Task item: Using the listing below, show all lines that hold the word "first".

Data for this exercise:

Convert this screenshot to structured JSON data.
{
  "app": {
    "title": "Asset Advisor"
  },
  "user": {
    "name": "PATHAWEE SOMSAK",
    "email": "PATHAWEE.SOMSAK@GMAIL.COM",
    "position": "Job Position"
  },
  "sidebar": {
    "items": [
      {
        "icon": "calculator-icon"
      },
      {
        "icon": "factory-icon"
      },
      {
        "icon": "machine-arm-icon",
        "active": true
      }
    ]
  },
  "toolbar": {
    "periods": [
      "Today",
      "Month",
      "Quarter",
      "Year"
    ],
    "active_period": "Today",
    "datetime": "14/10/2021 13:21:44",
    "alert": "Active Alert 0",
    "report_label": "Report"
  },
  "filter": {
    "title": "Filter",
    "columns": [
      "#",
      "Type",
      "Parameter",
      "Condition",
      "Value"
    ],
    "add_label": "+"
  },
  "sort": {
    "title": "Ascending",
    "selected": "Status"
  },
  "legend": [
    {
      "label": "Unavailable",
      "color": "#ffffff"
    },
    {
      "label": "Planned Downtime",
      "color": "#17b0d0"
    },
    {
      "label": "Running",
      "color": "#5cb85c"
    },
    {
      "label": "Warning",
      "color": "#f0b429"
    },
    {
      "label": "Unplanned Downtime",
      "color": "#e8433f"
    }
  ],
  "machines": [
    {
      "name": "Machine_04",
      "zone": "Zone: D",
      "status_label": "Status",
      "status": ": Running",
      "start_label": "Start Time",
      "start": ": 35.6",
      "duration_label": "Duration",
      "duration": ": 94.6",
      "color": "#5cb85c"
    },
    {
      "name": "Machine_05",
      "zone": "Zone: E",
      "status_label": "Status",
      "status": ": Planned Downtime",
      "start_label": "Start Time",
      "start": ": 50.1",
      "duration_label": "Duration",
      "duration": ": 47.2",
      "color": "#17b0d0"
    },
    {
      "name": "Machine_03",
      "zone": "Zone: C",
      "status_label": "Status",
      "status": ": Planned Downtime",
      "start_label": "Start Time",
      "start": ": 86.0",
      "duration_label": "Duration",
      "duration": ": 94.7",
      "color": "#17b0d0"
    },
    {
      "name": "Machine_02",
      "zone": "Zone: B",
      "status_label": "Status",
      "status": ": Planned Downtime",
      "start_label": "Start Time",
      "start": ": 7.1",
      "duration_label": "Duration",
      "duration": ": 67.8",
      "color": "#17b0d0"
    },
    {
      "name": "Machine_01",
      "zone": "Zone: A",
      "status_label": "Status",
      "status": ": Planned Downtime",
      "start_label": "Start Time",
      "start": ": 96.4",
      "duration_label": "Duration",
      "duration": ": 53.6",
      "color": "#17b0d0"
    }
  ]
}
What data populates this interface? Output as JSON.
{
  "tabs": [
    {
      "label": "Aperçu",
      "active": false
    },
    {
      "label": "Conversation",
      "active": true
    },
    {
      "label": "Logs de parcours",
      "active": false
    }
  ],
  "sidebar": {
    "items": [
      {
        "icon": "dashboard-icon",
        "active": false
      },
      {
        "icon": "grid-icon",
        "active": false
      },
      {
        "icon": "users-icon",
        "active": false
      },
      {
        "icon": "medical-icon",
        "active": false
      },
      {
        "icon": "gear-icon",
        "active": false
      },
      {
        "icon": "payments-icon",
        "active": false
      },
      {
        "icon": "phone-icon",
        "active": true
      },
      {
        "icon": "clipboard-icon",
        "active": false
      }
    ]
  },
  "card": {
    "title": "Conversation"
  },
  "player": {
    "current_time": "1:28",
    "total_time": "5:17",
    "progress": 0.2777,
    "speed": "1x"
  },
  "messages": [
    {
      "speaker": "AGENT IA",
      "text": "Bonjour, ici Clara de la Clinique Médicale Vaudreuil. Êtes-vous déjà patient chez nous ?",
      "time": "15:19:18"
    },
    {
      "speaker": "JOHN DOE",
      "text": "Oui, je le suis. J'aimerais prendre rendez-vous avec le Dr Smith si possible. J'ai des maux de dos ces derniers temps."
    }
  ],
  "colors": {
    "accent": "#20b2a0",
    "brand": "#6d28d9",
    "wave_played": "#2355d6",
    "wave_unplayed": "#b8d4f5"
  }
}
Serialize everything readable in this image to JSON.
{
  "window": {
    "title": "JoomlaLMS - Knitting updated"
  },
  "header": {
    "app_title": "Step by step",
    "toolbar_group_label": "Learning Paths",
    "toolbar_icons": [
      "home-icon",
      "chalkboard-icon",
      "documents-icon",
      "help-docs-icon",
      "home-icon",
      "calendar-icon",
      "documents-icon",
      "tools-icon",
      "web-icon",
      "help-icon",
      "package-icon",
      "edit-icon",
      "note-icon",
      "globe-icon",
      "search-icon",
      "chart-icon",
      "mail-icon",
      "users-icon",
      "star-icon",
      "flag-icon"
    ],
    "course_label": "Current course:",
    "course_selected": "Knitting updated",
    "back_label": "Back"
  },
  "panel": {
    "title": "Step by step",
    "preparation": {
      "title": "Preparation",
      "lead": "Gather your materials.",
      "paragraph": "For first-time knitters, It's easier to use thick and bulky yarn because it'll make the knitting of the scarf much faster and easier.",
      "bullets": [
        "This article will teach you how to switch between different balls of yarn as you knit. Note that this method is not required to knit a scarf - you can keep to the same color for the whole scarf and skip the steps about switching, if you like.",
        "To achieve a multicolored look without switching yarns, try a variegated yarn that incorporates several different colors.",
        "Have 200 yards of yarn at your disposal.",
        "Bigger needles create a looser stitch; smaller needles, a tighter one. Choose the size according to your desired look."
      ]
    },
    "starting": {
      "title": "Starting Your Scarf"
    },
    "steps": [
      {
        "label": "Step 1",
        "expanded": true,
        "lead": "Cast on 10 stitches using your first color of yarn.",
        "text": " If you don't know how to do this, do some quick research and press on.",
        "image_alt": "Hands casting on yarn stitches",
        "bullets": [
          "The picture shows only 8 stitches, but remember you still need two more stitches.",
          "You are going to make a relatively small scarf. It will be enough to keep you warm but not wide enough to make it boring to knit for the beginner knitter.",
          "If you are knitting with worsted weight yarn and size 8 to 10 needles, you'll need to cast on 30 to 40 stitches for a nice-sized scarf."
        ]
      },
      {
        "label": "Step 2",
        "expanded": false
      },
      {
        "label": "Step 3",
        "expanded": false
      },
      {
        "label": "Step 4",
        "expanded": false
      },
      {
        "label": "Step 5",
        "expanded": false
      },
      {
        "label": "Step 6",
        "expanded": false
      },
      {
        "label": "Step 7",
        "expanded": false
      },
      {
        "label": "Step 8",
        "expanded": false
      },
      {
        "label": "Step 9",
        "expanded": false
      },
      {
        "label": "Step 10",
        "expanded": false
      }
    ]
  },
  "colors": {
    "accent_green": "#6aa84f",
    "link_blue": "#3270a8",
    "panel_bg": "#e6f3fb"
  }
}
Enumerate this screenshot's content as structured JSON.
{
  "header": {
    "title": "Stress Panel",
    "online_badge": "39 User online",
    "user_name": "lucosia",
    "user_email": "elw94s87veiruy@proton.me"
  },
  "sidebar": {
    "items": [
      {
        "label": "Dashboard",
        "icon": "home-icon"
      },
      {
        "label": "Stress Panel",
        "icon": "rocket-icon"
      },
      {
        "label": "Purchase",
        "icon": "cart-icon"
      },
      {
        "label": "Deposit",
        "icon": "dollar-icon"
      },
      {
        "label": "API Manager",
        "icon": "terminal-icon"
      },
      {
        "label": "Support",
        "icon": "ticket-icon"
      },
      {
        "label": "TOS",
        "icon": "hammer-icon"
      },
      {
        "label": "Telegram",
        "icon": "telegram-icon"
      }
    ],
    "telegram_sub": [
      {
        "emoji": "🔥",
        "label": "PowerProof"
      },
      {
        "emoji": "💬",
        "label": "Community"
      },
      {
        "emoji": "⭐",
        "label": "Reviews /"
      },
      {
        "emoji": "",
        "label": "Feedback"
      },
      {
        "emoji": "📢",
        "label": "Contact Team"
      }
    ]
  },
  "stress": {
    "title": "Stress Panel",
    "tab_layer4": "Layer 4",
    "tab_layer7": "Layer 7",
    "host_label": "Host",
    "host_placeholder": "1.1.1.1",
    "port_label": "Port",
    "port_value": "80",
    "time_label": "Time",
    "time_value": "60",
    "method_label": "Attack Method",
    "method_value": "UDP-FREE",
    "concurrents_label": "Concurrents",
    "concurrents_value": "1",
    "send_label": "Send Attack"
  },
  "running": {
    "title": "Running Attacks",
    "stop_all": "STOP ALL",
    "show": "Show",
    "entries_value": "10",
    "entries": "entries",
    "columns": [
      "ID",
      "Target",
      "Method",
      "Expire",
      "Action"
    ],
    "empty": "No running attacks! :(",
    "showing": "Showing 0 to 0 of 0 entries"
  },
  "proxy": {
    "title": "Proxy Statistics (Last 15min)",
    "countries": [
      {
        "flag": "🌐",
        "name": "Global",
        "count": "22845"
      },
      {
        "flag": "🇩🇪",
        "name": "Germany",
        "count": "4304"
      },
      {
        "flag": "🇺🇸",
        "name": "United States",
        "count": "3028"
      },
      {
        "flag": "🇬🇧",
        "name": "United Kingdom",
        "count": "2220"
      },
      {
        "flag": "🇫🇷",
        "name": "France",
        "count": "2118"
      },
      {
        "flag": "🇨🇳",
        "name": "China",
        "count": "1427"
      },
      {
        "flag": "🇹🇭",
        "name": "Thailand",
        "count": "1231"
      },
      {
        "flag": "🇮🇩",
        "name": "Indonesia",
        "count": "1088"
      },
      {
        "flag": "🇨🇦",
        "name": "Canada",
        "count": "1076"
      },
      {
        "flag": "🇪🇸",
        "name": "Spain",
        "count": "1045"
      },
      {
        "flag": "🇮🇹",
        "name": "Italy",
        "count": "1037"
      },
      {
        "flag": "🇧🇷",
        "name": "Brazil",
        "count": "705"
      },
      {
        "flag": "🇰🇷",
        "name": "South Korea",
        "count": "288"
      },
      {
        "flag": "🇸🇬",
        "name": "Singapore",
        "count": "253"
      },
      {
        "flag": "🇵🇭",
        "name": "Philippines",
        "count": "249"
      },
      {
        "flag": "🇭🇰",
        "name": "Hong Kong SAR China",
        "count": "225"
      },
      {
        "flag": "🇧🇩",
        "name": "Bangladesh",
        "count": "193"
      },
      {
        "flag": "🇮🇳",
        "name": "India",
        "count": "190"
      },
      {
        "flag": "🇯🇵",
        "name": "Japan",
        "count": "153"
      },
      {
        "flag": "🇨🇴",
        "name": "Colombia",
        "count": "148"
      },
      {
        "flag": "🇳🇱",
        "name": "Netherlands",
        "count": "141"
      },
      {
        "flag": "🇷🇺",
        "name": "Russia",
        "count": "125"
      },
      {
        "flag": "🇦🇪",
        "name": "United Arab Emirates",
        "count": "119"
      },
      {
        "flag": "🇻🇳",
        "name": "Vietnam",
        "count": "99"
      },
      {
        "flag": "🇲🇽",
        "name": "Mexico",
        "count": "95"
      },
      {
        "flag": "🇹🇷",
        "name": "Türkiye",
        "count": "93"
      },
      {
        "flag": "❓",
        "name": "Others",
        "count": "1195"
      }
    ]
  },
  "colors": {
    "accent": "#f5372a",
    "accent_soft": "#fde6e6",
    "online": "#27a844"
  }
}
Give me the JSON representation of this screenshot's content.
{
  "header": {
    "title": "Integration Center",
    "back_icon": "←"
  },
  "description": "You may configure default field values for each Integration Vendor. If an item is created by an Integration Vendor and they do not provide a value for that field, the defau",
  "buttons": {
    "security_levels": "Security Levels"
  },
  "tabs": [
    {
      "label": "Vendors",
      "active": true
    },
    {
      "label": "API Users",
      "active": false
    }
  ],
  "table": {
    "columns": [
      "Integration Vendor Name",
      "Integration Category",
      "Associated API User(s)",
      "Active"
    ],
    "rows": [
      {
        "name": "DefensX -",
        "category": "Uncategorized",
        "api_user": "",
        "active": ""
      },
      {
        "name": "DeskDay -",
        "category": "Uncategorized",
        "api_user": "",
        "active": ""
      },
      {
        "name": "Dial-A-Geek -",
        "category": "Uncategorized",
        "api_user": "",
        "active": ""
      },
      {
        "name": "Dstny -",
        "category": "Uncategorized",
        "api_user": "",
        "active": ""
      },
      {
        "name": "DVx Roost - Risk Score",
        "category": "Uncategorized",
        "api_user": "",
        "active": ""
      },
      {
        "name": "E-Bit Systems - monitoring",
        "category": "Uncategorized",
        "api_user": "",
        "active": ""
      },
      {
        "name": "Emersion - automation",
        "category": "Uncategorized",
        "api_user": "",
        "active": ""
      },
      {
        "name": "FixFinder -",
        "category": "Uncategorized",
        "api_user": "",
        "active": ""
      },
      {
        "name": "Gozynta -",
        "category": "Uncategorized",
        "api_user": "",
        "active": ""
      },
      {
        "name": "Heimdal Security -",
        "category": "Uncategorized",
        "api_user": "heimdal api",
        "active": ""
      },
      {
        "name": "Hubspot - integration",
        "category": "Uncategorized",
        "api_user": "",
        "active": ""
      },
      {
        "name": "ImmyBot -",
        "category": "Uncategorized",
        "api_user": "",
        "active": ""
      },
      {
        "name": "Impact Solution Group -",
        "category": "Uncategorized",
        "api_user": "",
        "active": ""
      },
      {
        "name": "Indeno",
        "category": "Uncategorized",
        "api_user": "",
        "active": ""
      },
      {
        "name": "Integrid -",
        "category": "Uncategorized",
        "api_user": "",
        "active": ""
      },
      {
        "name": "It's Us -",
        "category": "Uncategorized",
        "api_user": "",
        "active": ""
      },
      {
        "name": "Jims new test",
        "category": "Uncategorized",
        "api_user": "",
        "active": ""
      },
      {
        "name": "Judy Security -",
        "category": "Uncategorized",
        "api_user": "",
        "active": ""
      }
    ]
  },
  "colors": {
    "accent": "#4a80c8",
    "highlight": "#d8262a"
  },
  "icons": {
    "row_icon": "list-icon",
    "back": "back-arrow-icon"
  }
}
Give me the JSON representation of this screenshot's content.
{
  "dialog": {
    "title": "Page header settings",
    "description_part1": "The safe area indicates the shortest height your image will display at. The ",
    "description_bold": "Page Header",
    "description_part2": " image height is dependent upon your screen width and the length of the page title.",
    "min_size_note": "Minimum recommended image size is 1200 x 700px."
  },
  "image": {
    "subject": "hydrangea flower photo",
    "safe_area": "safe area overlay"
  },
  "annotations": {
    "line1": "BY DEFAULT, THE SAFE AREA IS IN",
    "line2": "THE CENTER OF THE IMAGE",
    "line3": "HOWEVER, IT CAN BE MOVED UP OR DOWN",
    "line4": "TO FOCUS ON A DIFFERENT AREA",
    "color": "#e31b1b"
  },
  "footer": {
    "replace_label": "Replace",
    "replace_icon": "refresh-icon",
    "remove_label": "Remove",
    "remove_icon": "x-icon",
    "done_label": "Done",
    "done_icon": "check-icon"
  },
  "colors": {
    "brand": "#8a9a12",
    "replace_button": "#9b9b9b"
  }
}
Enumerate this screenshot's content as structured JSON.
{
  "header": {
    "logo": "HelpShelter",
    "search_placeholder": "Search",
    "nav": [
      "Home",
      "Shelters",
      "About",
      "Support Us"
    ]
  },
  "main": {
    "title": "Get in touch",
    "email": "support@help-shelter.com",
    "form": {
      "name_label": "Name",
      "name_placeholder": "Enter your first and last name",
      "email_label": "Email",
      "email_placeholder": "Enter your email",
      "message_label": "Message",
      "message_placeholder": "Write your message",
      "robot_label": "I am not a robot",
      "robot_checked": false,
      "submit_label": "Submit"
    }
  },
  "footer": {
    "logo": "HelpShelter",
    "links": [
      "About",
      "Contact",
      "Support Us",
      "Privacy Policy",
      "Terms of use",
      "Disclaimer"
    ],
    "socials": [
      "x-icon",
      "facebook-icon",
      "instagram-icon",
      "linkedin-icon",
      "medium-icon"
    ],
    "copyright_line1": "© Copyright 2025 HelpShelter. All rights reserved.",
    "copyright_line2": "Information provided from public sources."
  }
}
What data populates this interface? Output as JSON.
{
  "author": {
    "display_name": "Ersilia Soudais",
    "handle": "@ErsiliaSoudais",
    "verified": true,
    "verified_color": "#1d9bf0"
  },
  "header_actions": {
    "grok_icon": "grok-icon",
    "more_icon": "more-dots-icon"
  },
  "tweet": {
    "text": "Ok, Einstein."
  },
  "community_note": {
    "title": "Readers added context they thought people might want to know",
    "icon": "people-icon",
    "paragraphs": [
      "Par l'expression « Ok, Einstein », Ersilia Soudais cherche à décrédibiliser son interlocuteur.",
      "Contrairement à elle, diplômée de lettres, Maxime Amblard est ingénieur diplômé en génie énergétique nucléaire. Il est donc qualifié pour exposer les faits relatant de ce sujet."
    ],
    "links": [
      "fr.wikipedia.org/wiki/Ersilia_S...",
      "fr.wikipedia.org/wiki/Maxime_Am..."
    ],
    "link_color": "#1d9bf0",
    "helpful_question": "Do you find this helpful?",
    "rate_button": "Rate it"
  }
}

Expected answer:
      "paragraph": "For first-time knitters, It's easier to use thick and bulky yarn because it'll make the knitting of the scarf much faster and easier.",
        "lead": "Cast on 10 stitches using your first color of yarn.",
      "name_placeholder": "Enter your first and last name",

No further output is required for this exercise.